Red Mango, which originated in South Korea and debuted in the Los Angeles area three years ago, now has 26 units open in seven states, of which three-fourths are franchised and most have some seating, said Dan Kim, its chief executive.
“We’re capitalizing on the increasing awareness of healthier foods and treats and the need for escape,” he said.
Yogurtland differs from most competitors by selling self-serve frozen yogurt. The concept is especially targeted at teens and young adults with its low prices and late hours, running till around midnight. Now totaling 13 units in California, Nevada, New York and Hawaii, Yogurtland prices its yogurt and toppings at 30 cents an ounce in most markets.

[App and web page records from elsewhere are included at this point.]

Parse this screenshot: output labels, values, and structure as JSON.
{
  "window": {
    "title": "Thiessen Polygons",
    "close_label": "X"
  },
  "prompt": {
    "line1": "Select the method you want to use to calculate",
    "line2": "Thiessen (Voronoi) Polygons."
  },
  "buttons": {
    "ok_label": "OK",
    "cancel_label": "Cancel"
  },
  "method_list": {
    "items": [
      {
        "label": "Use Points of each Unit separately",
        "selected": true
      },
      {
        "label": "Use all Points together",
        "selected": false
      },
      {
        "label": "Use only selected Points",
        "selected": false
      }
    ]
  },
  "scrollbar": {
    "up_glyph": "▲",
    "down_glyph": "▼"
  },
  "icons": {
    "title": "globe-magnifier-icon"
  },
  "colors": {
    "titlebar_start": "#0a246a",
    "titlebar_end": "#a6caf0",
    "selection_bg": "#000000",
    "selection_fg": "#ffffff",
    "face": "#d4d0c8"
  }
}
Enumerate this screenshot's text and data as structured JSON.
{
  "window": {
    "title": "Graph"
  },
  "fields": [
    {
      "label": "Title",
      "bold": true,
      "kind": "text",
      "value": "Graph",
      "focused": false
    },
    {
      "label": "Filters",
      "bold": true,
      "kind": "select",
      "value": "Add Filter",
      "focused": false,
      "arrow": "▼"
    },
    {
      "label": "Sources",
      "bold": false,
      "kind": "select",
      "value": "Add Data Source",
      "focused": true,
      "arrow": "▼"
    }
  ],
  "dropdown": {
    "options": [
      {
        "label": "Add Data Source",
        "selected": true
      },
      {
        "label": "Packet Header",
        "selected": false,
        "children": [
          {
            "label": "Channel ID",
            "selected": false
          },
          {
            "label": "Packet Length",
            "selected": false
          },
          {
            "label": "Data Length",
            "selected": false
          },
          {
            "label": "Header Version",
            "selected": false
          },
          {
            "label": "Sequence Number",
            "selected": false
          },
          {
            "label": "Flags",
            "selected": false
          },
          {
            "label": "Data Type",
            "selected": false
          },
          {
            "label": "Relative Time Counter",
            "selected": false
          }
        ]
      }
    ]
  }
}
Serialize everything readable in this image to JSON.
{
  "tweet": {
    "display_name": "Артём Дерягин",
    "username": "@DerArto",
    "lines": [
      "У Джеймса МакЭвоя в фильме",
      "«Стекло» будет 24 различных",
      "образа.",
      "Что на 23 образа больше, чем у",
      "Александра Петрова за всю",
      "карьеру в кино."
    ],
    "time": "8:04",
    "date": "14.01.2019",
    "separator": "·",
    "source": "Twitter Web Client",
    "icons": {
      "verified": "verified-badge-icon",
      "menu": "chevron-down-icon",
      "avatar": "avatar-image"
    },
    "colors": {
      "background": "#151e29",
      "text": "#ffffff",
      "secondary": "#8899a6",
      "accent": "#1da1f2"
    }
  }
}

Its frappes and smoothies, made by crew members, are $3.25 for a regular size and $4.45 for a large.
FreshBerry Frozen Yogurt Cafe, being developed by Beautiful Brands International, parent company of Camille’s Sidewalk Cafe and Coney Beach, is gearing up for major expansion from its Tulsa, Okla., headquarters, where its first unit opened in January.
President and chief executive David Rutkauskas said he expects between 12 and 15 franchised Fresh-Berry units to open this year, and said agreements had already been signed for Scottsdale, Ariz.; Dallas; Houston; Reno, Nev.; and Lake Tahoe and Orange County, Calif.
“The time is right for frozen yogurt to make a comeback,” Rutkauskas said. “Yogurt has been dead for 20 years. The sweet, sugary frozen yogurt of the ‘80s is tired. FreshBerry gives customers a delicious yet healthy alternative to typical ice cream shops.”
Not all expanding frozen-yogurt chains are pinning their hopes on a trend toward tartness, however. Yolato, a three-year-old chain based in New York that began franchising this year, combines frozen yogurt with Italian gelato. It also offers nondairy fruit sorbets and licenses its branded products for retail stores.
Other frozen-yogurt startups that are growing include Sweetgreen in Washington, D.C., and Berry Chill in Chicago. One of Sweetgreen’s investors is Joseph Bastianich of the New York City restaurant family, who is a family friend of Sweetgreen founder Nicolas Zumay.